Component data from apps and pages:
┏━━
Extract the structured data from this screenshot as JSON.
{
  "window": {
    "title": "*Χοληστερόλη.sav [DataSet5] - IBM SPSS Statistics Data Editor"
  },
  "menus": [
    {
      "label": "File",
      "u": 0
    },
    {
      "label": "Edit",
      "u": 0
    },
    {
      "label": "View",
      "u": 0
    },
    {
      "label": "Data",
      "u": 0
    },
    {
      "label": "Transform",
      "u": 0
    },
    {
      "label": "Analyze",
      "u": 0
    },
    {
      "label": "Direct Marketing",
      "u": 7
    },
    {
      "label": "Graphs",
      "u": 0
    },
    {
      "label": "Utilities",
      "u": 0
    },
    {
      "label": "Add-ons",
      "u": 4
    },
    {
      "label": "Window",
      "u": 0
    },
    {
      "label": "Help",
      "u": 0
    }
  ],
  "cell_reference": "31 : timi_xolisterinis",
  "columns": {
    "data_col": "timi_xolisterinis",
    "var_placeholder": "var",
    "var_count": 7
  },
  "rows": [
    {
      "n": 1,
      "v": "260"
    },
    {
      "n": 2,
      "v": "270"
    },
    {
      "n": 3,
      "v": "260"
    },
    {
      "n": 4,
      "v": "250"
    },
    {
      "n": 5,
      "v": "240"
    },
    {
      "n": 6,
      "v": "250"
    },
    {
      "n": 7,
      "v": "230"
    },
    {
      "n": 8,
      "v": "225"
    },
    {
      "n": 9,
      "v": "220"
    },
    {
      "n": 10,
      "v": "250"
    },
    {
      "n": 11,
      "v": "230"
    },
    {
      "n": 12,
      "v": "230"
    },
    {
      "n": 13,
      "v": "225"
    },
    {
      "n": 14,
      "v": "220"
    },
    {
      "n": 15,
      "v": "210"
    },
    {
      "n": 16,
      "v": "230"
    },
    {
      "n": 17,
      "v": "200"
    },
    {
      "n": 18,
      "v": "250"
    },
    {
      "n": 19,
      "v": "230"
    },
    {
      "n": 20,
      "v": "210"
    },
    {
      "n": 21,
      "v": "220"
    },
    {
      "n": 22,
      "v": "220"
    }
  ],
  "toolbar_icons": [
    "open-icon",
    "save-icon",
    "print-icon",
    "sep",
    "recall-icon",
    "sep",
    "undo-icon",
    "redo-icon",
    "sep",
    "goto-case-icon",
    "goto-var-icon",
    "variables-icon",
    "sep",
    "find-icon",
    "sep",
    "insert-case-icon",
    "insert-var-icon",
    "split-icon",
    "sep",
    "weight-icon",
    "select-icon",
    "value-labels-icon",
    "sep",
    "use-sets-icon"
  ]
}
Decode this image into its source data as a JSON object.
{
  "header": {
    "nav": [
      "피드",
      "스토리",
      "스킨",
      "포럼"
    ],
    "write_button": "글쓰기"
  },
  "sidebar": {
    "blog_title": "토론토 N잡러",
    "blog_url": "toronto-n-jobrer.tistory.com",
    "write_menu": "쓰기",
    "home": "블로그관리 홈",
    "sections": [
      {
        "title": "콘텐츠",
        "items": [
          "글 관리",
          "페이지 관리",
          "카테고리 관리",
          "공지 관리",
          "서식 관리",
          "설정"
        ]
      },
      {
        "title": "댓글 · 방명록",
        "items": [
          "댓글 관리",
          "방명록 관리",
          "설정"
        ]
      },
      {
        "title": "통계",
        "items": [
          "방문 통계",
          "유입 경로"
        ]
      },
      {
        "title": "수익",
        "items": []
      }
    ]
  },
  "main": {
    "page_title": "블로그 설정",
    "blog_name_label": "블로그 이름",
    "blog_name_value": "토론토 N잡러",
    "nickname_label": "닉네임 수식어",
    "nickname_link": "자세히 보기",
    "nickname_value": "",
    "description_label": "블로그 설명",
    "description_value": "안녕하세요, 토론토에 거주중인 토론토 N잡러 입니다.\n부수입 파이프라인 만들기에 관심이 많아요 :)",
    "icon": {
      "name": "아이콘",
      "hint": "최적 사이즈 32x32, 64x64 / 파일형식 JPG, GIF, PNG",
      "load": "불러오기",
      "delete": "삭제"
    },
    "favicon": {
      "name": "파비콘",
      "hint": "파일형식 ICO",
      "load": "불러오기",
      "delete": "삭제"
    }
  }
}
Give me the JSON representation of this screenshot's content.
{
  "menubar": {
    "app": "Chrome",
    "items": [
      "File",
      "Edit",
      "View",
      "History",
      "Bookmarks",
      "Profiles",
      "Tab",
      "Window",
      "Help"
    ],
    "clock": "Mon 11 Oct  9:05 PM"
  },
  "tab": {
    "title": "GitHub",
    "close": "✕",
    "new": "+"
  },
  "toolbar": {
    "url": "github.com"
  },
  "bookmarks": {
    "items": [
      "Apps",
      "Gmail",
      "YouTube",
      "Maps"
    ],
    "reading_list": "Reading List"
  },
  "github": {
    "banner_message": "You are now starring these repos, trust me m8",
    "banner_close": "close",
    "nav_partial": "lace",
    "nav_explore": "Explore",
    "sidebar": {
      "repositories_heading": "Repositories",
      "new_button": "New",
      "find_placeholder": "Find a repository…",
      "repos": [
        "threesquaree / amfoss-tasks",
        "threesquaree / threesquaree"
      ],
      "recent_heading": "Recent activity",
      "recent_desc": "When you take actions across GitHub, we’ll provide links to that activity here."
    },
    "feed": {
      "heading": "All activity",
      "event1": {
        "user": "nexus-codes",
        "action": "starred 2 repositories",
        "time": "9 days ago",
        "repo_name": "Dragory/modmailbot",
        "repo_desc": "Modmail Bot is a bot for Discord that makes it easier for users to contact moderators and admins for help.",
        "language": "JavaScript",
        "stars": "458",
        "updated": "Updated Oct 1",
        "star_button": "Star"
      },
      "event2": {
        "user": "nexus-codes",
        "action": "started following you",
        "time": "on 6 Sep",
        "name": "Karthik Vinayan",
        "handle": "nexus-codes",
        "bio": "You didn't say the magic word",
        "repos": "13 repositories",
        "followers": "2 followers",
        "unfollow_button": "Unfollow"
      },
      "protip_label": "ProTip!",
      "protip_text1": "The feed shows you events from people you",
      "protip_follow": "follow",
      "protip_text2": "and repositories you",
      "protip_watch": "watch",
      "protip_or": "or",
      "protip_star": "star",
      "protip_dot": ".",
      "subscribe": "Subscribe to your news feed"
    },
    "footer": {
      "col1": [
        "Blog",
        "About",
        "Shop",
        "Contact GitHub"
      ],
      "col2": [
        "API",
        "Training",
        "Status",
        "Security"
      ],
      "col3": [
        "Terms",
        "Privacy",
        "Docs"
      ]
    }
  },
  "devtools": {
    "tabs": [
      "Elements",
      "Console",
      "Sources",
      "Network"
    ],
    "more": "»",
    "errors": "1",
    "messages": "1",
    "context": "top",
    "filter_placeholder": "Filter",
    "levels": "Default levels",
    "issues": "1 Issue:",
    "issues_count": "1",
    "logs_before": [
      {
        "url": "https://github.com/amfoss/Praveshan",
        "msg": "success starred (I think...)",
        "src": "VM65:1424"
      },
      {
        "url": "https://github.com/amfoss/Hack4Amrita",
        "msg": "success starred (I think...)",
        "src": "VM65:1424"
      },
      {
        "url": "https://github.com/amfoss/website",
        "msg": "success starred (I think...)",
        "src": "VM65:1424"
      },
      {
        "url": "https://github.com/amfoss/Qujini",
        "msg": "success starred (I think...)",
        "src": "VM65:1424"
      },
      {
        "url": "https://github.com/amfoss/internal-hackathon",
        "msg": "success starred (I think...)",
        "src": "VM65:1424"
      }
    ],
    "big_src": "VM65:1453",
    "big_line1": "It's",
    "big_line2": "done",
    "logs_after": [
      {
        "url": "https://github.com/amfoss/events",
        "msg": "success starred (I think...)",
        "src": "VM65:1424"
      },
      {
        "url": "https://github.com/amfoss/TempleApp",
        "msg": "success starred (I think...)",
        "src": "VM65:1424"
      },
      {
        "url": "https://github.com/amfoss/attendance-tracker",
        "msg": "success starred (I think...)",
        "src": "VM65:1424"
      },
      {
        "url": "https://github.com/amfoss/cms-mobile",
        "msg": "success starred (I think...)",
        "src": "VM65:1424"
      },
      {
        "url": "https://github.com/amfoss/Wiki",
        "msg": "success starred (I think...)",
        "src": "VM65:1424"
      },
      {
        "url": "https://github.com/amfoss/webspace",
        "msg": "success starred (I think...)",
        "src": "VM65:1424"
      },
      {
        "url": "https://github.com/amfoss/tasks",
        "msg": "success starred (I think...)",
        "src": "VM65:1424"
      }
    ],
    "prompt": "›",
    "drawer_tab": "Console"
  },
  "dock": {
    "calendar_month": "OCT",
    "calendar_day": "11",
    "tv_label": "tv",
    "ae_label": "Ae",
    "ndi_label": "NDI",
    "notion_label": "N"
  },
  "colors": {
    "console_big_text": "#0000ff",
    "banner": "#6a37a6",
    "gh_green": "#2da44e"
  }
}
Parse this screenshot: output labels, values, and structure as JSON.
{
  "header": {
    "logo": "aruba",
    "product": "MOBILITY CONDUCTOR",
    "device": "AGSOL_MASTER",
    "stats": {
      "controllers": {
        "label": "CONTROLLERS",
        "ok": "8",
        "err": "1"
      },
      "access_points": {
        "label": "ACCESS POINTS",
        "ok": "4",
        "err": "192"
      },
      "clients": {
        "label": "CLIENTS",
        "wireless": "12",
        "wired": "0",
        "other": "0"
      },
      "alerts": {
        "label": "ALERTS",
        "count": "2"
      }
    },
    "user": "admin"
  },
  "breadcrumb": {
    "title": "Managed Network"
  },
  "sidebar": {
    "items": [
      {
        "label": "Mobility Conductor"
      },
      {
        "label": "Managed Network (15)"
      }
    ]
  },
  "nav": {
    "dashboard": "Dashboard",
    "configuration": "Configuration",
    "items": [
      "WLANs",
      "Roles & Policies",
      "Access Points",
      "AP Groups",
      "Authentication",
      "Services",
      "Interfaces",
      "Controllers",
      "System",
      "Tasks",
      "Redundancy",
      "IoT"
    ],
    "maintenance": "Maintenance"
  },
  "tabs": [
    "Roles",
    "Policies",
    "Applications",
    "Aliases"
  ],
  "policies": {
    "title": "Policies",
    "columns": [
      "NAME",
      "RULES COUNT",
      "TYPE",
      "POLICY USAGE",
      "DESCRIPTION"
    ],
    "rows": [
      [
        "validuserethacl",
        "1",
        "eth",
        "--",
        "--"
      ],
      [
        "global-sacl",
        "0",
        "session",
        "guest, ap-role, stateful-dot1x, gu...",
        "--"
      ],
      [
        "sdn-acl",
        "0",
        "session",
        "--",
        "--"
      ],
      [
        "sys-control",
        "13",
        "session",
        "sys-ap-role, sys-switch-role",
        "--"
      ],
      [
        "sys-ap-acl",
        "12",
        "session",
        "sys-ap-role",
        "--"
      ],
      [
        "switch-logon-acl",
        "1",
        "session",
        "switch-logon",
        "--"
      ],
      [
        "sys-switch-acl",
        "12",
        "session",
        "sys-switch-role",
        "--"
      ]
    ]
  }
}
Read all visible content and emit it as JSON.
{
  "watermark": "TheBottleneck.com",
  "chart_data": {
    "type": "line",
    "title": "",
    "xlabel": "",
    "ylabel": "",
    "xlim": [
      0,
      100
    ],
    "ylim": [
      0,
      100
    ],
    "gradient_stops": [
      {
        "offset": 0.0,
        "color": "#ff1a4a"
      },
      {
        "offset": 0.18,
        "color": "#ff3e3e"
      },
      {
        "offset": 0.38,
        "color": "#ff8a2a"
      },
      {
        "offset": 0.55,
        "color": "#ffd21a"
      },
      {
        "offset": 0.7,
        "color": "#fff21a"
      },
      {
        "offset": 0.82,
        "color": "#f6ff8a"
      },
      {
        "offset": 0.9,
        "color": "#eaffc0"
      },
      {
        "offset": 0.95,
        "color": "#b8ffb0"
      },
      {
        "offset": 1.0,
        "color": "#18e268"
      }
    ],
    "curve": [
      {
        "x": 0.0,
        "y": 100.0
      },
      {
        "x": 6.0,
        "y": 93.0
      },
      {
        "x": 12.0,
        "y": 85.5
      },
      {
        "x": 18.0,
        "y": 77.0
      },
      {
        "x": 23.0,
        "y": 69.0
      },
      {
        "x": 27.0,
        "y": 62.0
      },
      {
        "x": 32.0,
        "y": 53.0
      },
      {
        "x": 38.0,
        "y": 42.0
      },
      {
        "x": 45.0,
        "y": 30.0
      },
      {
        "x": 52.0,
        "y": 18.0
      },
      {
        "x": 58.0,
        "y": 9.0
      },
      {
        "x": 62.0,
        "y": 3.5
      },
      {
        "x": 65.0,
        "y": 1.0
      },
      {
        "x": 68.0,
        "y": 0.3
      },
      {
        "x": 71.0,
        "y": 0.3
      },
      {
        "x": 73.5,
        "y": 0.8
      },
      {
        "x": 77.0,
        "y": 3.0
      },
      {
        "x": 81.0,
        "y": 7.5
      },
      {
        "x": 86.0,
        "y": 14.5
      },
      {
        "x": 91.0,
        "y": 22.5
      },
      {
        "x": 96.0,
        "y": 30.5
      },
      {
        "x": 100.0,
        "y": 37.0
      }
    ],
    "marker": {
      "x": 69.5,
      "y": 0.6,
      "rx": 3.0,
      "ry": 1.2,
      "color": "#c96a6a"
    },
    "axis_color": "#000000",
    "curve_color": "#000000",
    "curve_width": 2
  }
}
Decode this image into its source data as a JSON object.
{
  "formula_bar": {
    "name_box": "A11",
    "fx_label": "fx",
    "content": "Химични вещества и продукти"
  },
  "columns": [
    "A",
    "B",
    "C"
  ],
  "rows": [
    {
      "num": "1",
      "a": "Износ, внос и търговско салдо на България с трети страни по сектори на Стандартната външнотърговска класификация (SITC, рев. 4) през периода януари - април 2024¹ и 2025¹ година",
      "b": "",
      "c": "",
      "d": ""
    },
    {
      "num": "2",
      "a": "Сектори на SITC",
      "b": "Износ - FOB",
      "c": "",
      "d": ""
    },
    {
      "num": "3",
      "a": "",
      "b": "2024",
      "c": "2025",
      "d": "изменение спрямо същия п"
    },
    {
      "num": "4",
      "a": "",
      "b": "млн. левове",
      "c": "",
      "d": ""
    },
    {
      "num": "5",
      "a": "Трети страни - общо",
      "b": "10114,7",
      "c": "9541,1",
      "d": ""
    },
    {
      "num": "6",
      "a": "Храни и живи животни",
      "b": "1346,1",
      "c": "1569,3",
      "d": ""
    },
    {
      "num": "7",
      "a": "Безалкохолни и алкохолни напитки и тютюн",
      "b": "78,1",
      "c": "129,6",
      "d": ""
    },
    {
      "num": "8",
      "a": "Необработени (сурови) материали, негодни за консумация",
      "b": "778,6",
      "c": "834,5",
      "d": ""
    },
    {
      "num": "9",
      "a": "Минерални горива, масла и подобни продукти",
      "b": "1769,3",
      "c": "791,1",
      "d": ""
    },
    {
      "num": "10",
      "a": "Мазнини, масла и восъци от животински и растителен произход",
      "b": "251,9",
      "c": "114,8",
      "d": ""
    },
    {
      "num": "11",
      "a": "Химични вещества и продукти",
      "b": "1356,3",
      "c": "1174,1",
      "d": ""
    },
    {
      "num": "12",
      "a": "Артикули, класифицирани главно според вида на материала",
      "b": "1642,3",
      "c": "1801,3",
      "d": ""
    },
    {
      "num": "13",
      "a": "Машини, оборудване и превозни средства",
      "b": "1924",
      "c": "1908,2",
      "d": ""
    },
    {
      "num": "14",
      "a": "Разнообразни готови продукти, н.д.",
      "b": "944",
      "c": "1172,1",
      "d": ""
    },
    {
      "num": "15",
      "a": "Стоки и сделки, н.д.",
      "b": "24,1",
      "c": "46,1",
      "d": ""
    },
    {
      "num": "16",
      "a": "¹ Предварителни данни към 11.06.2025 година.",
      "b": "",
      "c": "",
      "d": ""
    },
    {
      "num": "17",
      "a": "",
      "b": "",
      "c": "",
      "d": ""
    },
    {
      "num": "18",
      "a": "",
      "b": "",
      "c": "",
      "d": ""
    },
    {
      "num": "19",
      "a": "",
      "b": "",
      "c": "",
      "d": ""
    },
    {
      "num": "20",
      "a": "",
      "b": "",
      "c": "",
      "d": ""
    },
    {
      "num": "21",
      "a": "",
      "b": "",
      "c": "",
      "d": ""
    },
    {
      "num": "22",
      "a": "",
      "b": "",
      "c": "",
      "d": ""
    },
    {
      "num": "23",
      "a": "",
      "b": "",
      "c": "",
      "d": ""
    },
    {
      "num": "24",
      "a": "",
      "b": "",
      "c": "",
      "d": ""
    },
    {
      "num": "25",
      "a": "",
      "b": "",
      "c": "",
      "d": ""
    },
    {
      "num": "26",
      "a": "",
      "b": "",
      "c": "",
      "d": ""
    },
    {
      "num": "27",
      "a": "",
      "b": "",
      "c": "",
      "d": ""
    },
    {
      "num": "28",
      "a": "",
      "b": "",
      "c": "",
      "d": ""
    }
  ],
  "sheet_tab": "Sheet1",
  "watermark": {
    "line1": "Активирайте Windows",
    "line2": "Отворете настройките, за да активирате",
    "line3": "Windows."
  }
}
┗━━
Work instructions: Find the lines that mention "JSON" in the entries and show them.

Output of the task:
Extract the structured data from this screenshot as JSON.
Decode this image into its source data as a JSON object.
Give me the JSON representation of this screenshot's content.
Parse this screenshot: output labels, values, and structure as JSON.
Read all visible content and emit it as JSON.
Decode this image into its source data as a JSON object.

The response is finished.